─── Material for the task ───
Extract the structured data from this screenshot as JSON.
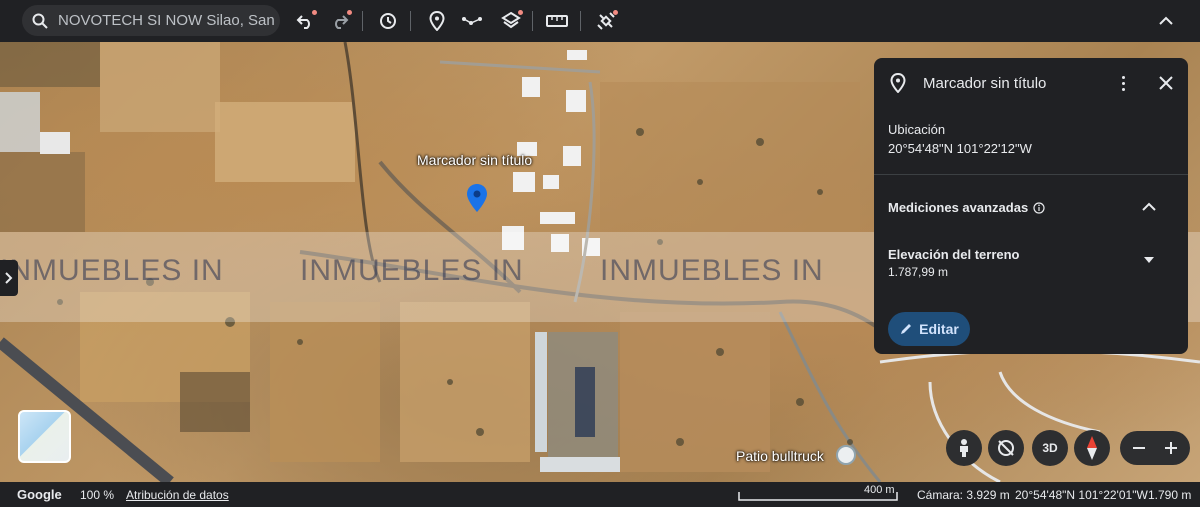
{
  "search": {
    "value": "NOVOTECH SI NOW Silao, San Isi"
  },
  "map": {
    "marker_label": "Marcador sin título",
    "poi_label": "Patio bulltruck",
    "watermark": "INMUEBLES IN"
  },
  "panel": {
    "title": "Marcador sin título",
    "location_label": "Ubicación",
    "location_value": "20°54'48\"N 101°22'12\"W",
    "advanced_label": "Mediciones avanzadas",
    "elevation_label": "Elevación del terreno",
    "elevation_value": "1.787,99 m",
    "edit_label": "Editar"
  },
  "controls": {
    "tilt_label": "3D"
  },
  "bottombar": {
    "brand": "Google",
    "zoom": "100 %",
    "attribution": "Atribución de datos",
    "scale": "400 m",
    "camera": "Cámara: 3.929 m",
    "coords": "20°54'48\"N 101°22'01\"W",
    "elevation": "1.790 m"
  },
  "colors": {
    "toolbar": "#202124",
    "accent_button": "#1f4e7a",
    "marker": "#1a73e8"
  }
}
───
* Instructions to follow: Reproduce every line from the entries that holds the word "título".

* Result of this task:
    "marker_label": "Marcador sin título",
    "title": "Marcador sin título",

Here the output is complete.